**Activity**
All of the data is to be set down again without alteration.
---------- Given information
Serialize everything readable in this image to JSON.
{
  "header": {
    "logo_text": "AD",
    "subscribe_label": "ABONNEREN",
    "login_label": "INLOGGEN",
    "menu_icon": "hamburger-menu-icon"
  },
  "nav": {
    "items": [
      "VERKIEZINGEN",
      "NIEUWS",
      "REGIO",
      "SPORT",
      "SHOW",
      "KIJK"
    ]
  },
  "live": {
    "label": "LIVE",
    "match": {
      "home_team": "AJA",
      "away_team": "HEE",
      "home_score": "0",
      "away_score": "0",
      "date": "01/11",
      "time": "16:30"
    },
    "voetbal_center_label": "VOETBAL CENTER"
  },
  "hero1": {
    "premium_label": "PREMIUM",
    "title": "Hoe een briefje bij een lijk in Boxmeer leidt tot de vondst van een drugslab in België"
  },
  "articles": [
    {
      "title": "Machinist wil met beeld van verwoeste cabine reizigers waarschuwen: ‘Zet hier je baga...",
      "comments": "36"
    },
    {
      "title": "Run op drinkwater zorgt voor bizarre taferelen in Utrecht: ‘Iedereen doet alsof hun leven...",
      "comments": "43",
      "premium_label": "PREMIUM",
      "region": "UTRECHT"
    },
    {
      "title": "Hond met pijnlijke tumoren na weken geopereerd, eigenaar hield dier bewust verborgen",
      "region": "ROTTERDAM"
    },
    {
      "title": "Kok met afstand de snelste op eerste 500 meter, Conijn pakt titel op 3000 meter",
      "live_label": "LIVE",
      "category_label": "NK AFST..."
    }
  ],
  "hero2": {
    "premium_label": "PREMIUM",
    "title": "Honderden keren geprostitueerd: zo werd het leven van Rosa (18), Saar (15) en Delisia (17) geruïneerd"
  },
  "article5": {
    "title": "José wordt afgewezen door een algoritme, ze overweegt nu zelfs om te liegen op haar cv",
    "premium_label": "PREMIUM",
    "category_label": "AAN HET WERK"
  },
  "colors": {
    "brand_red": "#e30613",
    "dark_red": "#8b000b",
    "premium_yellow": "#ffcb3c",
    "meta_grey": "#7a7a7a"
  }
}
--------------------
**Solution to the problem**
Serialize everything readable in this image to JSON.
{
  "header": {
    "logo_text": "AD",
    "subscribe_label": "ABONNEREN",
    "login_label": "INLOGGEN",
    "menu_icon": "hamburger-menu-icon"
  },
  "nav": {
    "items": [
      "VERKIEZINGEN",
      "NIEUWS",
      "REGIO",
      "SPORT",
      "SHOW",
      "KIJK"
    ]
  },
  "live": {
    "label": "LIVE",
    "match": {
      "home_team": "AJA",
      "away_team": "HEE",
      "home_score": "0",
      "away_score": "0",
      "date": "01/11",
      "time": "16:30"
    },
    "voetbal_center_label": "VOETBAL CENTER"
  },
  "hero1": {
    "premium_label": "PREMIUM",
    "title": "Hoe een briefje bij een lijk in Boxmeer leidt tot de vondst van een drugslab in België"
  },
  "articles": [
    {
      "title": "Machinist wil met beeld van verwoeste cabine reizigers waarschuwen: ‘Zet hier je baga...",
      "comments": "36"
    },
    {
      "title": "Run op drinkwater zorgt voor bizarre taferelen in Utrecht: ‘Iedereen doet alsof hun leven...",
      "comments": "43",
      "premium_label": "PREMIUM",
      "region": "UTRECHT"
    },
    {
      "title": "Hond met pijnlijke tumoren na weken geopereerd, eigenaar hield dier bewust verborgen",
      "region": "ROTTERDAM"
    },
    {
      "title": "Kok met afstand de snelste op eerste 500 meter, Conijn pakt titel op 3000 meter",
      "live_label": "LIVE",
      "category_label": "NK AFST..."
    }
  ],
  "hero2": {
    "premium_label": "PREMIUM",
    "title": "Honderden keren geprostitueerd: zo werd het leven van Rosa (18), Saar (15) en Delisia (17) geruïneerd"
  },
  "article5": {
    "title": "José wordt afgewezen door een algoritme, ze overweegt nu zelfs om te liegen op haar cv",
    "premium_label": "PREMIUM",
    "category_label": "AAN HET WERK"
  },
  "colors": {
    "brand_red": "#e30613",
    "dark_red": "#8b000b",
    "premium_yellow": "#ffcb3c",
    "meta_grey": "#7a7a7a"
  }
}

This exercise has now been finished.